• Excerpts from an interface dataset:
● ● ● ● ● ● ●

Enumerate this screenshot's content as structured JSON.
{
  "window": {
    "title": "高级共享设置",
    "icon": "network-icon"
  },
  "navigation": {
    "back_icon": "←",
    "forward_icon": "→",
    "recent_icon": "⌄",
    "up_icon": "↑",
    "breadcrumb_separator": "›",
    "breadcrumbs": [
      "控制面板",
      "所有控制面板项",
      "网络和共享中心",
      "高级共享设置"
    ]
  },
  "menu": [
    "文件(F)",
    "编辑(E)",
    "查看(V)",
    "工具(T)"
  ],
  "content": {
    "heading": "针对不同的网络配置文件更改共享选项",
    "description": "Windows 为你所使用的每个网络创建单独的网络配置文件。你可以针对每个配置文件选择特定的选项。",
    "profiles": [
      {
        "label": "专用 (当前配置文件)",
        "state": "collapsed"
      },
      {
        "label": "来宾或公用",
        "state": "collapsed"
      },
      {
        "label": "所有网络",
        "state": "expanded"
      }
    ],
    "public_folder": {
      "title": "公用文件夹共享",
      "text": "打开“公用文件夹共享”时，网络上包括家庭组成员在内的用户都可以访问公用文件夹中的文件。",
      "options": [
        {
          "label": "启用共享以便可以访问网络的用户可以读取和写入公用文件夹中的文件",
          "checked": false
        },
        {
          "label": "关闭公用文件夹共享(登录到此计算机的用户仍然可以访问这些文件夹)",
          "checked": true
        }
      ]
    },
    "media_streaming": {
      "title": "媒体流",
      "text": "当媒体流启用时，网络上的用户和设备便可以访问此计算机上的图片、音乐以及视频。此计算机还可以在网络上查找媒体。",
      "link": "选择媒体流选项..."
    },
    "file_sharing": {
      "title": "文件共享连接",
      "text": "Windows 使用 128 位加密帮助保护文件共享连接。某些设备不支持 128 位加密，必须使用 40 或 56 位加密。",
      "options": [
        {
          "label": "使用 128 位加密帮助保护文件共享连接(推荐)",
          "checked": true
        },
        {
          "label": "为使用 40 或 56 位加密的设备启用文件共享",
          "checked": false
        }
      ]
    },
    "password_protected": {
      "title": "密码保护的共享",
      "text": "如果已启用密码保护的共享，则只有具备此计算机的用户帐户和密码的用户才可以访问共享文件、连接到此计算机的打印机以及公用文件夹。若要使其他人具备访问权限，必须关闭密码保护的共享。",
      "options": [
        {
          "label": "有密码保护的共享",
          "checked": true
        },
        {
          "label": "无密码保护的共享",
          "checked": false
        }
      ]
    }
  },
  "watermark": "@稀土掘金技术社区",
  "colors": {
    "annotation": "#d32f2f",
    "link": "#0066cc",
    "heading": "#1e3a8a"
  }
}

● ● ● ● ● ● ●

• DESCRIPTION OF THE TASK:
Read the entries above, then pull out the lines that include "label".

• RESPONSE TO THE TASK:
        "label": "专用 (当前配置文件)",
        "label": "来宾或公用",
        "label": "所有网络",
          "label": "启用共享以便可以访问网络的用户可以读取和写入公用文件夹中的文件",
          "label": "关闭公用文件夹共享(登录到此计算机的用户仍然可以访问这些文件夹)",
          "label": "使用 128 位加密帮助保护文件共享连接(推荐)",
          "label": "为使用 40 或 56 位加密的设备启用文件共享",
          "label": "有密码保护的共享",
          "label": "无密码保护的共享",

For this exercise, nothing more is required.